Data for review:
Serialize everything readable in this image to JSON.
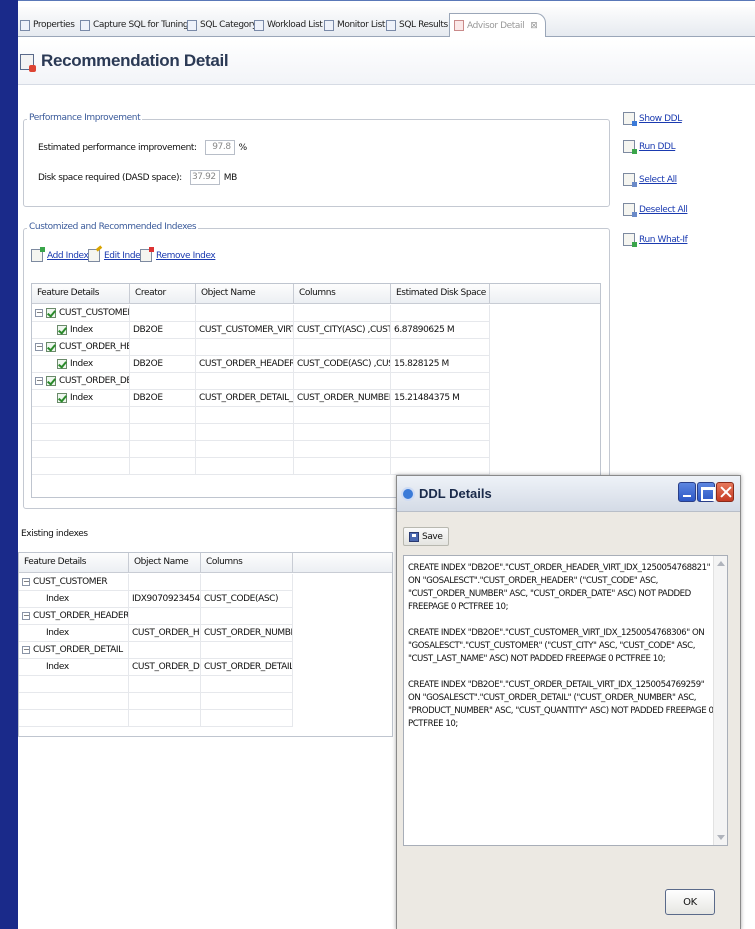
{
  "tabs": [
    {
      "label": "Properties"
    },
    {
      "label": "Capture SQL for Tuning"
    },
    {
      "label": "SQL Category"
    },
    {
      "label": "Workload List"
    },
    {
      "label": "Monitor List"
    },
    {
      "label": "SQL Results"
    },
    {
      "label": "Advisor Detail"
    }
  ],
  "tab_close_glyph": "⊠",
  "page": {
    "title": "Recommendation Detail"
  },
  "performance": {
    "group_title": "Performance Improvement",
    "est_label": "Estimated performance improvement:",
    "est_value": "97.8",
    "est_unit": "%",
    "disk_label": "Disk space required (DASD space):",
    "disk_value": "37.92",
    "disk_unit": "MB"
  },
  "actions": {
    "show_ddl": "Show DDL",
    "run_ddl": "Run DDL",
    "select_all": "Select All",
    "deselect_all": "Deselect All",
    "run_what_if": "Run What-If"
  },
  "recommended": {
    "group_title": "Customized and Recommended Indexes",
    "add": "Add Index",
    "edit": "Edit Index",
    "remove": "Remove Index",
    "columns": [
      "Feature Details",
      "Creator",
      "Object Name",
      "Columns",
      "Estimated Disk Space"
    ],
    "rows": [
      {
        "feature": "CUST_CUSTOMER",
        "creator": "",
        "object": "",
        "cols": "",
        "space": ""
      },
      {
        "feature": "Index",
        "creator": "DB2OE",
        "object": "CUST_CUSTOMER_VIRT_I...",
        "cols": "CUST_CITY(ASC) ,CUST_C...",
        "space": "6.87890625 M"
      },
      {
        "feature": "CUST_ORDER_HEADER",
        "creator": "",
        "object": "",
        "cols": "",
        "space": ""
      },
      {
        "feature": "Index",
        "creator": "DB2OE",
        "object": "CUST_ORDER_HEADER_VI...",
        "cols": "CUST_CODE(ASC) ,CUST_...",
        "space": "15.828125 M"
      },
      {
        "feature": "CUST_ORDER_DETAIL",
        "creator": "",
        "object": "",
        "cols": "",
        "space": ""
      },
      {
        "feature": "Index",
        "creator": "DB2OE",
        "object": "CUST_ORDER_DETAIL_VI...",
        "cols": "CUST_ORDER_NUMBER(A...",
        "space": "15.21484375 M"
      }
    ]
  },
  "existing": {
    "title": "Existing indexes",
    "columns": [
      "Feature Details",
      "Object Name",
      "Columns"
    ],
    "rows": [
      {
        "feature": "CUST_CUSTOMER",
        "object": "",
        "cols": ""
      },
      {
        "feature": "Index",
        "object": "IDX9070923454...",
        "cols": "CUST_CODE(ASC)"
      },
      {
        "feature": "CUST_ORDER_HEADER",
        "object": "",
        "cols": ""
      },
      {
        "feature": "Index",
        "object": "CUST_ORDER_H...",
        "cols": "CUST_ORDER_NUMBER(A..."
      },
      {
        "feature": "CUST_ORDER_DETAIL",
        "object": "",
        "cols": ""
      },
      {
        "feature": "Index",
        "object": "CUST_ORDER_D...",
        "cols": "CUST_ORDER_DETAIL_CO..."
      }
    ]
  },
  "dialog": {
    "title": "DDL Details",
    "save": "Save",
    "ok": "OK",
    "ddl": [
      "CREATE INDEX \"DB2OE\".\"CUST_ORDER_HEADER_VIRT_IDX_1250054768821\" ON \"GOSALESCT\".\"CUST_ORDER_HEADER\" (\"CUST_CODE\" ASC, \"CUST_ORDER_NUMBER\" ASC, \"CUST_ORDER_DATE\" ASC) NOT PADDED  FREEPAGE 0 PCTFREE 10;",
      "CREATE INDEX \"DB2OE\".\"CUST_CUSTOMER_VIRT_IDX_1250054768306\" ON \"GOSALESCT\".\"CUST_CUSTOMER\" (\"CUST_CITY\" ASC, \"CUST_CODE\" ASC, \"CUST_LAST_NAME\" ASC) NOT PADDED  FREEPAGE 0 PCTFREE 10;",
      "CREATE INDEX \"DB2OE\".\"CUST_ORDER_DETAIL_VIRT_IDX_1250054769259\" ON \"GOSALESCT\".\"CUST_ORDER_DETAIL\" (\"CUST_ORDER_NUMBER\" ASC, \"PRODUCT_NUMBER\" ASC, \"CUST_QUANTITY\" ASC) NOT PADDED  FREEPAGE 0 PCTFREE 10;"
    ]
  },
  "colors": {
    "accent": "#1a3ab0",
    "group_title": "#3a5a9a",
    "left_bar": "#1a2a8a"
  }
}
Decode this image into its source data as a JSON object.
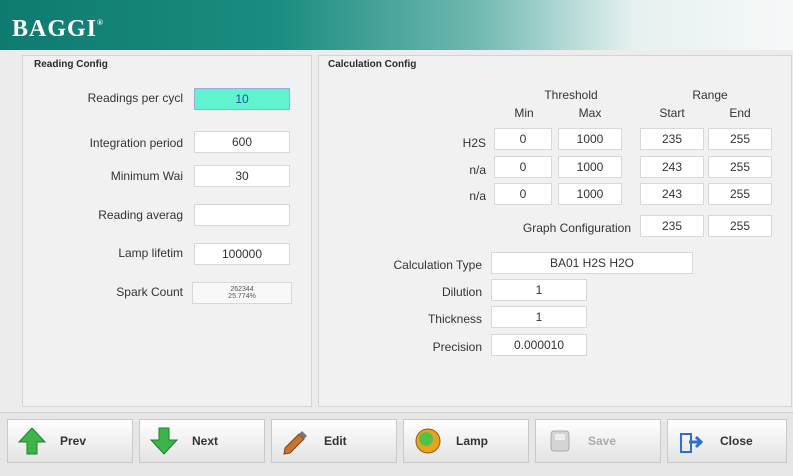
{
  "header": {
    "logo": "BAGGI",
    "logo_mark": "®"
  },
  "reading_config": {
    "title": "Reading Config",
    "fields": [
      {
        "label": "Readings per cycl",
        "value": "10"
      },
      {
        "label": "Integration period",
        "value": "600"
      },
      {
        "label": "Minimum Wai",
        "value": "30"
      },
      {
        "label": "Reading averag",
        "value": ""
      },
      {
        "label": "Lamp lifetim",
        "value": "100000"
      }
    ],
    "spark": {
      "label": "Spark Count",
      "line1": "262344",
      "line2": "25.774%"
    }
  },
  "calc_config": {
    "title": "Calculation Config",
    "threshold_label": "Threshold",
    "range_label": "Range",
    "min_label": "Min",
    "max_label": "Max",
    "start_label": "Start",
    "end_label": "End",
    "rows": [
      {
        "name": "H2S",
        "min": "0",
        "max": "1000",
        "start": "235",
        "end": "255"
      },
      {
        "name": "n/a",
        "min": "0",
        "max": "1000",
        "start": "243",
        "end": "255"
      },
      {
        "name": "n/a",
        "min": "0",
        "max": "1000",
        "start": "243",
        "end": "255"
      }
    ],
    "graph": {
      "label": "Graph Configuration",
      "start": "235",
      "end": "255"
    },
    "calc_type": {
      "label": "Calculation Type",
      "value": "BA01 H2S H2O"
    },
    "dilution": {
      "label": "Dilution",
      "value": "1"
    },
    "thickness": {
      "label": "Thickness",
      "value": "1"
    },
    "precision": {
      "label": "Precision",
      "value": "0.000010"
    }
  },
  "toolbar": {
    "prev": "Prev",
    "next": "Next",
    "edit": "Edit",
    "lamp": "Lamp",
    "save": "Save",
    "close": "Close"
  },
  "colors": {
    "header_teal": "#0f7b70",
    "active_field": "#5ff3cf",
    "arrow_green": "#3bb54a"
  },
  "icons": {
    "prev": "arrow-up-icon",
    "next": "arrow-down-icon",
    "edit": "pencil-icon",
    "lamp": "lamp-icon",
    "save": "save-icon",
    "close": "close-exit-icon"
  }
}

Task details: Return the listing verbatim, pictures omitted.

Response to the exercise:
Serialize everything readable in this image to JSON.
{
  "tabs": [
    {
      "label": "Properties"
    },
    {
      "label": "Capture SQL for Tuning"
    },
    {
      "label": "SQL Category"
    },
    {
      "label": "Workload List"
    },
    {
      "label": "Monitor List"
    },
    {
      "label": "SQL Results"
    },
    {
      "label": "Advisor Detail"
    }
  ],
  "tab_close_glyph": "⊠",
  "page": {
    "title": "Recommendation Detail"
  },
  "performance": {
    "group_title": "Performance Improvement",
    "est_label": "Estimated performance improvement:",
    "est_value": "97.8",
    "est_unit": "%",
    "disk_label": "Disk space required (DASD space):",
    "disk_value": "37.92",
    "disk_unit": "MB"
  },
  "actions": {
    "show_ddl": "Show DDL",
    "run_ddl": "Run DDL",
    "select_all": "Select All",
    "deselect_all": "Deselect All",
    "run_what_if": "Run What-If"
  },
  "recommended": {
    "group_title": "Customized and Recommended Indexes",
    "add": "Add Index",
    "edit": "Edit Index",
    "remove": "Remove Index",
    "columns": [
      "Feature Details",
      "Creator",
      "Object Name",
      "Columns",
      "Estimated Disk Space"
    ],
    "rows": [
      {
        "feature": "CUST_CUSTOMER",
        "creator": "",
        "object": "",
        "cols": "",
        "space": ""
      },
      {
        "feature": "Index",
        "creator": "DB2OE",
        "object": "CUST_CUSTOMER_VIRT_I...",
        "cols": "CUST_CITY(ASC) ,CUST_C...",
        "space": "6.87890625 M"
      },
      {
        "feature": "CUST_ORDER_HEADER",
        "creator": "",
        "object": "",
        "cols": "",
        "space": ""
      },
      {
        "feature": "Index",
        "creator": "DB2OE",
        "object": "CUST_ORDER_HEADER_VI...",
        "cols": "CUST_CODE(ASC) ,CUST_...",
        "space": "15.828125 M"
      },
      {
        "feature": "CUST_ORDER_DETAIL",
        "creator": "",
        "object": "",
        "cols": "",
        "space": ""
      },
      {
        "feature": "Index",
        "creator": "DB2OE",
        "object": "CUST_ORDER_DETAIL_VI...",
        "cols": "CUST_ORDER_NUMBER(A...",
        "space": "15.21484375 M"
      }
    ]
  },
  "existing": {
    "title": "Existing indexes",
    "columns": [
      "Feature Details",
      "Object Name",
      "Columns"
    ],
    "rows": [
      {
        "feature": "CUST_CUSTOMER",
        "object": "",
        "cols": ""
      },
      {
        "feature": "Index",
        "object": "IDX9070923454...",
        "cols": "CUST_CODE(ASC)"
      },
      {
        "feature": "CUST_ORDER_HEADER",
        "object": "",
        "cols": ""
      },
      {
        "feature": "Index",
        "object": "CUST_ORDER_H...",
        "cols": "CUST_ORDER_NUMBER(A..."
      },
      {
        "feature": "CUST_ORDER_DETAIL",
        "object": "",
        "cols": ""
      },
      {
        "feature": "Index",
        "object": "CUST_ORDER_D...",
        "cols": "CUST_ORDER_DETAIL_CO..."
      }
    ]
  },
  "dialog": {
    "title": "DDL Details",
    "save": "Save",
    "ok": "OK",
    "ddl": [
      "CREATE INDEX \"DB2OE\".\"CUST_ORDER_HEADER_VIRT_IDX_1250054768821\" ON \"GOSALESCT\".\"CUST_ORDER_HEADER\" (\"CUST_CODE\" ASC, \"CUST_ORDER_NUMBER\" ASC, \"CUST_ORDER_DATE\" ASC) NOT PADDED  FREEPAGE 0 PCTFREE 10;",
      "CREATE INDEX \"DB2OE\".\"CUST_CUSTOMER_VIRT_IDX_1250054768306\" ON \"GOSALESCT\".\"CUST_CUSTOMER\" (\"CUST_CITY\" ASC, \"CUST_CODE\" ASC, \"CUST_LAST_NAME\" ASC) NOT PADDED  FREEPAGE 0 PCTFREE 10;",
      "CREATE INDEX \"DB2OE\".\"CUST_ORDER_DETAIL_VIRT_IDX_1250054769259\" ON \"GOSALESCT\".\"CUST_ORDER_DETAIL\" (\"CUST_ORDER_NUMBER\" ASC, \"PRODUCT_NUMBER\" ASC, \"CUST_QUANTITY\" ASC) NOT PADDED  FREEPAGE 0 PCTFREE 10;"
    ]
  },
  "colors": {
    "accent": "#1a3ab0",
    "group_title": "#3a5a9a",
    "left_bar": "#1a2a8a"
  }
}
Decode this image into its source data as a JSON object.
{
  "header": {
    "logo": "BAGGI",
    "logo_mark": "®"
  },
  "reading_config": {
    "title": "Reading Config",
    "fields": [
      {
        "label": "Readings per cycl",
        "value": "10"
      },
      {
        "label": "Integration period",
        "value": "600"
      },
      {
        "label": "Minimum Wai",
        "value": "30"
      },
      {
        "label": "Reading averag",
        "value": ""
      },
      {
        "label": "Lamp lifetim",
        "value": "100000"
      }
    ],
    "spark": {
      "label": "Spark Count",
      "line1": "262344",
      "line2": "25.774%"
    }
  },
  "calc_config": {
    "title": "Calculation Config",
    "threshold_label": "Threshold",
    "range_label": "Range",
    "min_label": "Min",
    "max_label": "Max",
    "start_label": "Start",
    "end_label": "End",
    "rows": [
      {
        "name": "H2S",
        "min": "0",
        "max": "1000",
        "start": "235",
        "end": "255"
      },
      {
        "name": "n/a",
        "min": "0",
        "max": "1000",
        "start": "243",
        "end": "255"
      },
      {
        "name": "n/a",
        "min": "0",
        "max": "1000",
        "start": "243",
        "end": "255"
      }
    ],
    "graph": {
      "label": "Graph Configuration",
      "start": "235",
      "end": "255"
    },
    "calc_type": {
      "label": "Calculation Type",
      "value": "BA01 H2S H2O"
    },
    "dilution": {
      "label": "Dilution",
      "value": "1"
    },
    "thickness": {
      "label": "Thickness",
      "value": "1"
    },
    "precision": {
      "label": "Precision",
      "value": "0.000010"
    }
  },
  "toolbar": {
    "prev": "Prev",
    "next": "Next",
    "edit": "Edit",
    "lamp": "Lamp",
    "save": "Save",
    "close": "Close"
  },
  "colors": {
    "header_teal": "#0f7b70",
    "active_field": "#5ff3cf",
    "arrow_green": "#3bb54a"
  },
  "icons": {
    "prev": "arrow-up-icon",
    "next": "arrow-down-icon",
    "edit": "pencil-icon",
    "lamp": "lamp-icon",
    "save": "save-icon",
    "close": "close-exit-icon"
  }
}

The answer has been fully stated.